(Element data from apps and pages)
★ ★ ★ ★ ★ ★ ★
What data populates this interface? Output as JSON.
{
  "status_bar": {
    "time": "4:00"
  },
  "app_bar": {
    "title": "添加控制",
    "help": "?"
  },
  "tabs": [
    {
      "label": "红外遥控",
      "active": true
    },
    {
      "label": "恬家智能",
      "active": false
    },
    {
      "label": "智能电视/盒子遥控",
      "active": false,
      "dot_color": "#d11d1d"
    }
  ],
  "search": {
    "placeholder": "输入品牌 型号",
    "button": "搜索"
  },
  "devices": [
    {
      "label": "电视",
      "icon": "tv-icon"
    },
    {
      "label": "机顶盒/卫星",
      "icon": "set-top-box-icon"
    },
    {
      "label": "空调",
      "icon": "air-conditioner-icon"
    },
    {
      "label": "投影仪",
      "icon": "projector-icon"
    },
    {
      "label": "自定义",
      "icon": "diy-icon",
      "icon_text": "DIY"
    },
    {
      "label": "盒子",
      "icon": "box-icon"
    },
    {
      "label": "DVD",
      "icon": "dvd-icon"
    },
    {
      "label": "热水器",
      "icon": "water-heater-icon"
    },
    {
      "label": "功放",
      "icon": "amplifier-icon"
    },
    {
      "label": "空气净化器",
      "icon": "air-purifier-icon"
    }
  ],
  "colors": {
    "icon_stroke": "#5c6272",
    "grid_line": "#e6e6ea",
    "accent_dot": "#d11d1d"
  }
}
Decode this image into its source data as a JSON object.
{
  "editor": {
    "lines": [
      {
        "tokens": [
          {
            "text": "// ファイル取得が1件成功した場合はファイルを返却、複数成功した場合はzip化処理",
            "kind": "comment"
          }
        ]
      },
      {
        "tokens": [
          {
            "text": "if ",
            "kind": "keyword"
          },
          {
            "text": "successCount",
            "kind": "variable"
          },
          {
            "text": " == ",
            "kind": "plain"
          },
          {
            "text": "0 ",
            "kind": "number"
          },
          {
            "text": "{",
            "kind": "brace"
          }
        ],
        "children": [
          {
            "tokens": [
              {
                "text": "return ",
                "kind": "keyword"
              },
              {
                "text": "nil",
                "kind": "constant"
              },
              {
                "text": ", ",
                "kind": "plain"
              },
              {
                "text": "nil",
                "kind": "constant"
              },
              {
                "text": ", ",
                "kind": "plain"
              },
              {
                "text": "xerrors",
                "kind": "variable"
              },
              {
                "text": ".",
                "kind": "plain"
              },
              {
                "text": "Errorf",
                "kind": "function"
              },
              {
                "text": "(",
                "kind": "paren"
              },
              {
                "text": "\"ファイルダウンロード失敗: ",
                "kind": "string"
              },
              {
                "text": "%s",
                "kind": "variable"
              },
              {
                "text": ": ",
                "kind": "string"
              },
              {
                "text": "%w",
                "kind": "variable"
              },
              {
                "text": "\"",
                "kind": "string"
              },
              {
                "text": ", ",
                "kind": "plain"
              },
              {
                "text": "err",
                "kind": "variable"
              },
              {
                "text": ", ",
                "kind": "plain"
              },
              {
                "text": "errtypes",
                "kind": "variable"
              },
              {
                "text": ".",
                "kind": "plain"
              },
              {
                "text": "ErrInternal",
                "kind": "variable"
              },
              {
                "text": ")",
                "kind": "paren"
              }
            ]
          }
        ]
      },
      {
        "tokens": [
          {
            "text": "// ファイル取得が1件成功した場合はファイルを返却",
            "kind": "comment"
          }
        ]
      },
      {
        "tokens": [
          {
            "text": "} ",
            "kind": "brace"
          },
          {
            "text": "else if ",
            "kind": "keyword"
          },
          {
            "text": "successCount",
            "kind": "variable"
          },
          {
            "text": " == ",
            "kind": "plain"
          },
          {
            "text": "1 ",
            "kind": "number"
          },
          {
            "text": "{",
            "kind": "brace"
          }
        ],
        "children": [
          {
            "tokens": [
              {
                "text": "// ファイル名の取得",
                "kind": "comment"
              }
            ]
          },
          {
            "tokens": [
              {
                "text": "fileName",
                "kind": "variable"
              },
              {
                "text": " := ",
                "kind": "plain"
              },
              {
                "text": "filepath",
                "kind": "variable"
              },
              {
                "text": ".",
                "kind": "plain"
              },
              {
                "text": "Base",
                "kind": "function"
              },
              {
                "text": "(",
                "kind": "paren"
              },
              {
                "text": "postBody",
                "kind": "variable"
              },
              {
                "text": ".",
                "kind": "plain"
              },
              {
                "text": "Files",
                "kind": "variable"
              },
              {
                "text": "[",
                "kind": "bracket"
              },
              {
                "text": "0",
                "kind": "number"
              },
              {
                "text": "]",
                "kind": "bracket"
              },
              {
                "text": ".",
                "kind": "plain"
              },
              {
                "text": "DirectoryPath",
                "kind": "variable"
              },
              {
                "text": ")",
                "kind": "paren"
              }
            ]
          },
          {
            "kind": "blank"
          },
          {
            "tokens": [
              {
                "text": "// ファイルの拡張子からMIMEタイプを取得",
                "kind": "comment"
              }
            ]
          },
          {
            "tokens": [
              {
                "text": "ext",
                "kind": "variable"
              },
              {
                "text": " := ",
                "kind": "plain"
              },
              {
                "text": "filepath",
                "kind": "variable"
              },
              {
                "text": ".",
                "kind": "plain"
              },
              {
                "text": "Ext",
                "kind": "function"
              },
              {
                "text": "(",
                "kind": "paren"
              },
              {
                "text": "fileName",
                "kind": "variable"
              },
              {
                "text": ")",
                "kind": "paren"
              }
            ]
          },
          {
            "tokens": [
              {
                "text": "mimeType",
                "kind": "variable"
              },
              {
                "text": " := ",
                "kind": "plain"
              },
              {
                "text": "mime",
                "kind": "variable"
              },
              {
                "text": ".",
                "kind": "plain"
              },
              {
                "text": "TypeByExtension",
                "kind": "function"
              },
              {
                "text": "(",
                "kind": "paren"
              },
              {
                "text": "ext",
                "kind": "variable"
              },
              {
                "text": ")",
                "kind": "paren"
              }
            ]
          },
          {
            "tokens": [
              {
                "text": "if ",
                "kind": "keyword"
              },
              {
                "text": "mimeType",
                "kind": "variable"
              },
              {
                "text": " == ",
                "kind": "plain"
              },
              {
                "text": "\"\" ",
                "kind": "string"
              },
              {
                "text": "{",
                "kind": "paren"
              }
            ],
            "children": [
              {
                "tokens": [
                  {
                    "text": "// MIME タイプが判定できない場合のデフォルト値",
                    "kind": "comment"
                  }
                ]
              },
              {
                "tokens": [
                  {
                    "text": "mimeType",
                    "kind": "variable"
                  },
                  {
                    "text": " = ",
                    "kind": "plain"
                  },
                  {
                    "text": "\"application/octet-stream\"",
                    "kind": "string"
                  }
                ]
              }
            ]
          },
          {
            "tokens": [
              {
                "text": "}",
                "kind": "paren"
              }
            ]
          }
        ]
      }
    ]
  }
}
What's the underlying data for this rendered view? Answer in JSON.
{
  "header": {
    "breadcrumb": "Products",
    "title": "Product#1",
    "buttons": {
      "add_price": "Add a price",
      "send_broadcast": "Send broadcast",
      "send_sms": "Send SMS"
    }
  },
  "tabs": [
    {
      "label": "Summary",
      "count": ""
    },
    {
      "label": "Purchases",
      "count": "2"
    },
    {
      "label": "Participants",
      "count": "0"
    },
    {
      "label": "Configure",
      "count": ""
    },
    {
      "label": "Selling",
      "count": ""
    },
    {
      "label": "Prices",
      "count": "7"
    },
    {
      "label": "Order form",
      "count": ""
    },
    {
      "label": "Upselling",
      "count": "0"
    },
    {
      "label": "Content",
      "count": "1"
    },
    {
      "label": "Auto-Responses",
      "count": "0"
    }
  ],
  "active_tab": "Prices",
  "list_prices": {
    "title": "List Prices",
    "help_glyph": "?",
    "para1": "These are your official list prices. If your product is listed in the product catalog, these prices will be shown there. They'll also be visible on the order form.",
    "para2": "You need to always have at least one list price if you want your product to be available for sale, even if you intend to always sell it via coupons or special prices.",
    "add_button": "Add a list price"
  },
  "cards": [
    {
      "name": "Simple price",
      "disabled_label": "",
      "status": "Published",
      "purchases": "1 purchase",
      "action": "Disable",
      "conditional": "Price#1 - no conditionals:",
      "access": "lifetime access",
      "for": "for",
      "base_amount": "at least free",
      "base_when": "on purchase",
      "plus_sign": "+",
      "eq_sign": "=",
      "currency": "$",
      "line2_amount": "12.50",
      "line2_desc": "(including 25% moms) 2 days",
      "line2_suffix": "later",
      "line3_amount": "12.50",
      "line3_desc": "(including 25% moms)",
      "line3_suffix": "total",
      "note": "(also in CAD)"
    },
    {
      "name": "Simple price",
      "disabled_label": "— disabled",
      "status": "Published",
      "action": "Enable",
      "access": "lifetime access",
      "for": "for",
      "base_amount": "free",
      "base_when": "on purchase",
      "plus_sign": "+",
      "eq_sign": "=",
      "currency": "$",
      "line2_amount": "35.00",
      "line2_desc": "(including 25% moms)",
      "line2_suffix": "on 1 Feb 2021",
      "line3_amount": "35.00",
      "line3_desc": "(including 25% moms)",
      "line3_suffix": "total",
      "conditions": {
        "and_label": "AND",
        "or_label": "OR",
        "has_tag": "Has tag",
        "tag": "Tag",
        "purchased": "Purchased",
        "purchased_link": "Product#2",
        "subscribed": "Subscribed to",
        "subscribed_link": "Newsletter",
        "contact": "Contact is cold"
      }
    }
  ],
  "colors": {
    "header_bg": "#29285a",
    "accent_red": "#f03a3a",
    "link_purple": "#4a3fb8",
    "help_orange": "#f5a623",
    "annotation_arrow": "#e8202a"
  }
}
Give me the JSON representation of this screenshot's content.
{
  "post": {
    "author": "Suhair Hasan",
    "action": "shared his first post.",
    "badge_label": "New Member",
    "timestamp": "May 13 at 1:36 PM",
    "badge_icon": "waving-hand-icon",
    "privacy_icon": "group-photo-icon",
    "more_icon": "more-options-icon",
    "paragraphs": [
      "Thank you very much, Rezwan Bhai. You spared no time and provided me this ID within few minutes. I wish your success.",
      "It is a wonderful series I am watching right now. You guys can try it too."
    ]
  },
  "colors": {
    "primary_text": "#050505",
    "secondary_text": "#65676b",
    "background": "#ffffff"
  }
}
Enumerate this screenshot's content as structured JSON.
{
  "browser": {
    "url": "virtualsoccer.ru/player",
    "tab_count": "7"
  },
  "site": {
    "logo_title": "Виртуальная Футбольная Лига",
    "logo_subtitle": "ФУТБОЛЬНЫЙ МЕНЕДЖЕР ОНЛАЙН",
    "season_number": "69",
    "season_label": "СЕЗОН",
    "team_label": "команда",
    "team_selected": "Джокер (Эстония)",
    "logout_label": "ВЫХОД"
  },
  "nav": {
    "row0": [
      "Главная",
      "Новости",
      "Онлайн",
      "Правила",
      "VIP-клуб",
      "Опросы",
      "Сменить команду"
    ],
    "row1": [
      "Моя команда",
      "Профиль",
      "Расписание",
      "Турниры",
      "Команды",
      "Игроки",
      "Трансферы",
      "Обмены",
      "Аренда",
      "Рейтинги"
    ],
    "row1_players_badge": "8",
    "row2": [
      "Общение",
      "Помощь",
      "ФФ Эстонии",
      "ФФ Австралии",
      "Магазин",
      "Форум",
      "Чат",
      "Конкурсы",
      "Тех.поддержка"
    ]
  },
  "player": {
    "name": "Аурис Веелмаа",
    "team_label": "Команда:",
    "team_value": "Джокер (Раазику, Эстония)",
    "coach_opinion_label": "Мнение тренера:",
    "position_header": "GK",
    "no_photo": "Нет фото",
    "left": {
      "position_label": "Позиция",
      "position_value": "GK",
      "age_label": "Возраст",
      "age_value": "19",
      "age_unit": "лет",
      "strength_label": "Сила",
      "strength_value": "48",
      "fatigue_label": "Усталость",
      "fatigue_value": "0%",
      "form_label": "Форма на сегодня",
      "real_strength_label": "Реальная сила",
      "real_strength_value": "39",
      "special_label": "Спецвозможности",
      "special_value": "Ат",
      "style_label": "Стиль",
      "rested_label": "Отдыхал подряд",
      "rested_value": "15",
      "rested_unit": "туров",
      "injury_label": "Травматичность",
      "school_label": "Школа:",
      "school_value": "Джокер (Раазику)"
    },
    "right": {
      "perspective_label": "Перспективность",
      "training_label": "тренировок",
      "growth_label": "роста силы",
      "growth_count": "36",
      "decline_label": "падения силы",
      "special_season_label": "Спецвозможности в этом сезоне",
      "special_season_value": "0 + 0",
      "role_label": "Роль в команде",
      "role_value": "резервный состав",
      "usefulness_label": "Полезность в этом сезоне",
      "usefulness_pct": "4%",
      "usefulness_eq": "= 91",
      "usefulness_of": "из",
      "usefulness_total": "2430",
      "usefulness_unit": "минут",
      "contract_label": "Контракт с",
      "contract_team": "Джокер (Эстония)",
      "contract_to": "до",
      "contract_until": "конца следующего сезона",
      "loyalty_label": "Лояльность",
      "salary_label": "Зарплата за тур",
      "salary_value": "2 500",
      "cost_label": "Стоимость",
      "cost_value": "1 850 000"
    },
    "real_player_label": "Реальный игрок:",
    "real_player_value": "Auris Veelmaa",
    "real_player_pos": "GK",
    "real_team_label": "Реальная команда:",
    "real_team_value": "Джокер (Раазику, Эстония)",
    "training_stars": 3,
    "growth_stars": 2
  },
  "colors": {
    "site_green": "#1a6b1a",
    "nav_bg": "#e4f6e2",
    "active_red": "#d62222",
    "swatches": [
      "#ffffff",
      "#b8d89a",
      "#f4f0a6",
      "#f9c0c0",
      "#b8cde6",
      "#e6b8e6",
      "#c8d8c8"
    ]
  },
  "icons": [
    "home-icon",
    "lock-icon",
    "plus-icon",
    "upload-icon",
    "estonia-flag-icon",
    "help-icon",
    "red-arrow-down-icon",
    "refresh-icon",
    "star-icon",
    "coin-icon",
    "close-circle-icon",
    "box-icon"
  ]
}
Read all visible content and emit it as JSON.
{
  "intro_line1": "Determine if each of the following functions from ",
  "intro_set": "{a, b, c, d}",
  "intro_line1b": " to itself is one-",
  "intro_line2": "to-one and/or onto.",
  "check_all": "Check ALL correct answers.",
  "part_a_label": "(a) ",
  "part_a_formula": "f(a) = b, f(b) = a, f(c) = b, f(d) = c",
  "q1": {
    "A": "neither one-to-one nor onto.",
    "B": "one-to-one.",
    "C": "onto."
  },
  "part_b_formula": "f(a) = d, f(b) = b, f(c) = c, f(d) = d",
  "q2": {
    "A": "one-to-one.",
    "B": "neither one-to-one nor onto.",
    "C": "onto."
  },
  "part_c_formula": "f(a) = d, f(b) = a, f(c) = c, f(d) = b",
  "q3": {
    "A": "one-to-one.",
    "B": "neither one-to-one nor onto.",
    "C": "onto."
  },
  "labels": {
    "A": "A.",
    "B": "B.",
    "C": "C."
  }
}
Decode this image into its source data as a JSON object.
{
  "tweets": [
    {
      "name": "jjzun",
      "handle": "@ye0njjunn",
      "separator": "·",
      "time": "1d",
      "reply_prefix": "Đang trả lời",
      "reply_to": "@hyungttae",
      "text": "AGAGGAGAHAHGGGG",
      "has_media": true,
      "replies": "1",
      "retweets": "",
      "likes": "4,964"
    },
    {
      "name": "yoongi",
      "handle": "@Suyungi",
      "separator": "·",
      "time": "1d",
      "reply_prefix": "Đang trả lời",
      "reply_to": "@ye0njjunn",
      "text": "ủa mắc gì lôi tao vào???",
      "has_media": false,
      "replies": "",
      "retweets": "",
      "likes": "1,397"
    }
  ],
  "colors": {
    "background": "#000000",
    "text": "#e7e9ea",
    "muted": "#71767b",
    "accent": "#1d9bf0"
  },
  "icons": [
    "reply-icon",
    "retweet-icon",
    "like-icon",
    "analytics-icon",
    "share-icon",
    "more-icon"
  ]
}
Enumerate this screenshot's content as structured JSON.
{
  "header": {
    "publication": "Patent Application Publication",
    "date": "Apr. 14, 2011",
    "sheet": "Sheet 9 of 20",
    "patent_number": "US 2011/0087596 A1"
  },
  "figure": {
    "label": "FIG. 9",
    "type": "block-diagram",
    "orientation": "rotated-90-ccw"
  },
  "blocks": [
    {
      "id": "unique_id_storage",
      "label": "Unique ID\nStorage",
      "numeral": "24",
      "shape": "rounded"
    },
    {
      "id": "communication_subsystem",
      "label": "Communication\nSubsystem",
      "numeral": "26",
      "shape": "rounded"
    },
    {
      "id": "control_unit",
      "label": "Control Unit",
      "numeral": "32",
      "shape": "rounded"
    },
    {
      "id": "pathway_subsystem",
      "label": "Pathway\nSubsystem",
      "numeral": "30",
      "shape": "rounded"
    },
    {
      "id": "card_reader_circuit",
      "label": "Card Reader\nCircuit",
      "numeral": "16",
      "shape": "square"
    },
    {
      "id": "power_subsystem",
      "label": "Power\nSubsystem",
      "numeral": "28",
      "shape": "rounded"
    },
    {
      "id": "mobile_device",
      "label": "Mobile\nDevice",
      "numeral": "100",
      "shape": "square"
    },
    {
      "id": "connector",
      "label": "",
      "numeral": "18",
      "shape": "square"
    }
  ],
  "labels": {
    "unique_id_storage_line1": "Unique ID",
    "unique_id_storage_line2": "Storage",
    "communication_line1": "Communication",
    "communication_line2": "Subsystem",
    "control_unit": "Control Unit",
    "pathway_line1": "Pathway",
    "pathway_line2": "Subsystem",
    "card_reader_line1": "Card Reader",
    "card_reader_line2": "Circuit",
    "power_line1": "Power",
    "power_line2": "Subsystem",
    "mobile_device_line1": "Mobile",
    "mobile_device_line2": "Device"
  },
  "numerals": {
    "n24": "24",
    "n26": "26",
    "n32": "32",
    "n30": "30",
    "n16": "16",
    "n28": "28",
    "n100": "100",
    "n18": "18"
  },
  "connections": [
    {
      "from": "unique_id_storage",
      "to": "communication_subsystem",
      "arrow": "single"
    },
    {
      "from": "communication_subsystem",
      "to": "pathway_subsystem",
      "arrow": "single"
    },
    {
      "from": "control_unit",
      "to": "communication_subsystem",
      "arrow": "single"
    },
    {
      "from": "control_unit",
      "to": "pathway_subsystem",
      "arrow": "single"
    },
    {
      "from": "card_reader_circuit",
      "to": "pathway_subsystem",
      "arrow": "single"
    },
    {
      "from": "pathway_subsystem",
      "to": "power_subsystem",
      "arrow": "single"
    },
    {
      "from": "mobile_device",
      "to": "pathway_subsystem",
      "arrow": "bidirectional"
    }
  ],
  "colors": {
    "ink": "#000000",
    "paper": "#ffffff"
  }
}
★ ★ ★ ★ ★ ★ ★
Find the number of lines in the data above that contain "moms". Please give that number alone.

4